▶ **Brief**
Please count the lines of the data that contain "Sesión" and state only the total.

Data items
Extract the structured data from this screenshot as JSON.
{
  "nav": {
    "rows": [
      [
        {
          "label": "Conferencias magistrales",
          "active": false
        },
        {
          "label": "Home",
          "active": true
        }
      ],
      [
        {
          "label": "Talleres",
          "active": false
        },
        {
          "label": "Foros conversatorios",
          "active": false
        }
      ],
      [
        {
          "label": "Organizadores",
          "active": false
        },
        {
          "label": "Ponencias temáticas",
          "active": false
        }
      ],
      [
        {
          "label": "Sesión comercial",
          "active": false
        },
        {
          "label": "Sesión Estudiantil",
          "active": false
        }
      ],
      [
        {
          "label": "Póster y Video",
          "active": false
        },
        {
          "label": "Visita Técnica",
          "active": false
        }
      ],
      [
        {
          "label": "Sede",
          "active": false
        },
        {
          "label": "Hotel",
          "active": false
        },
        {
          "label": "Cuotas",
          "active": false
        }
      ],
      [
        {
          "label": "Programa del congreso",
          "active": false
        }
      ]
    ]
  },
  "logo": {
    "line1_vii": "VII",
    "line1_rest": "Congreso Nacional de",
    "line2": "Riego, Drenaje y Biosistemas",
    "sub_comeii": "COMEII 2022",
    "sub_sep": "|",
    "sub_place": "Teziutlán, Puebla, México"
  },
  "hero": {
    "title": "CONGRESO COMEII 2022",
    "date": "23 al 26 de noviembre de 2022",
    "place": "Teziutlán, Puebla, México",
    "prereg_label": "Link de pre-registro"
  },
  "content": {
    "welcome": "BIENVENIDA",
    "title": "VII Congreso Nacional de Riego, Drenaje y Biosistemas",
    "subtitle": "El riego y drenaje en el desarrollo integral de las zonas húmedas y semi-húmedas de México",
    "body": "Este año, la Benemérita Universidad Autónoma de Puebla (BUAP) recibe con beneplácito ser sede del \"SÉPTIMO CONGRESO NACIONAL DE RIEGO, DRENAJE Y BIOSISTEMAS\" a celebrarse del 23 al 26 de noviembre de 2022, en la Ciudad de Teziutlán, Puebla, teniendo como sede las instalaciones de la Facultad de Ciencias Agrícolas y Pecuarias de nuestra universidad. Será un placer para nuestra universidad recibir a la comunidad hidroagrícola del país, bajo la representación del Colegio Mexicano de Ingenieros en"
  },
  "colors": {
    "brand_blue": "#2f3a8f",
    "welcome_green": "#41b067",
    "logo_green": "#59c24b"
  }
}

▶ **Response area**
2